WHAT YOU NEED TO DO: Without skipping anything, write out each record below exactly.

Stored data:
★ ★ ★ ★ ★

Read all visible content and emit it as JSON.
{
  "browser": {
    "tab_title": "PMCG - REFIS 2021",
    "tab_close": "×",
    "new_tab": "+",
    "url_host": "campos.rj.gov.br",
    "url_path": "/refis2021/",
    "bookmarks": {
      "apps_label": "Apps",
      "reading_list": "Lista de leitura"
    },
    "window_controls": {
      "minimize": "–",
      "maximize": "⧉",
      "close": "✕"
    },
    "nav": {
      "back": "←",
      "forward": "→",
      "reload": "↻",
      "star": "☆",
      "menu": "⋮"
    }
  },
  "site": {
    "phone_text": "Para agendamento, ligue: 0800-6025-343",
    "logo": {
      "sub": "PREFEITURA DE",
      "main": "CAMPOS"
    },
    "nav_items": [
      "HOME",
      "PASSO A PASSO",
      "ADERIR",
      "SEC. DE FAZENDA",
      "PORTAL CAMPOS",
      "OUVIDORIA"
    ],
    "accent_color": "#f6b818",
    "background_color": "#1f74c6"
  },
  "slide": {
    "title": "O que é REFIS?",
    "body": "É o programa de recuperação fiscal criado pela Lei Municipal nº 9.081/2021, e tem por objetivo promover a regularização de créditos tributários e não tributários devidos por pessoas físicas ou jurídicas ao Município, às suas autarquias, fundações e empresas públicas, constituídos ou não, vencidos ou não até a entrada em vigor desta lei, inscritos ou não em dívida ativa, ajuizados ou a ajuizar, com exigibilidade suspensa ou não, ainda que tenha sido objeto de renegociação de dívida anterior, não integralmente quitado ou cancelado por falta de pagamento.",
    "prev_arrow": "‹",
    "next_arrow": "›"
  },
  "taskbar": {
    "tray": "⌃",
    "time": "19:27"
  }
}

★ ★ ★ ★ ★

WRITTEN SOLUTION:
Read all visible content and emit it as JSON.
{
  "browser": {
    "tab_title": "PMCG - REFIS 2021",
    "tab_close": "×",
    "new_tab": "+",
    "url_host": "campos.rj.gov.br",
    "url_path": "/refis2021/",
    "bookmarks": {
      "apps_label": "Apps",
      "reading_list": "Lista de leitura"
    },
    "window_controls": {
      "minimize": "–",
      "maximize": "⧉",
      "close": "✕"
    },
    "nav": {
      "back": "←",
      "forward": "→",
      "reload": "↻",
      "star": "☆",
      "menu": "⋮"
    }
  },
  "site": {
    "phone_text": "Para agendamento, ligue: 0800-6025-343",
    "logo": {
      "sub": "PREFEITURA DE",
      "main": "CAMPOS"
    },
    "nav_items": [
      "HOME",
      "PASSO A PASSO",
      "ADERIR",
      "SEC. DE FAZENDA",
      "PORTAL CAMPOS",
      "OUVIDORIA"
    ],
    "accent_color": "#f6b818",
    "background_color": "#1f74c6"
  },
  "slide": {
    "title": "O que é REFIS?",
    "body": "É o programa de recuperação fiscal criado pela Lei Municipal nº 9.081/2021, e tem por objetivo promover a regularização de créditos tributários e não tributários devidos por pessoas físicas ou jurídicas ao Município, às suas autarquias, fundações e empresas públicas, constituídos ou não, vencidos ou não até a entrada em vigor desta lei, inscritos ou não em dívida ativa, ajuizados ou a ajuizar, com exigibilidade suspensa ou não, ainda que tenha sido objeto de renegociação de dívida anterior, não integralmente quitado ou cancelado por falta de pagamento.",
    "prev_arrow": "‹",
    "next_arrow": "›"
  },
  "taskbar": {
    "tray": "⌃",
    "time": "19:27"
  }
}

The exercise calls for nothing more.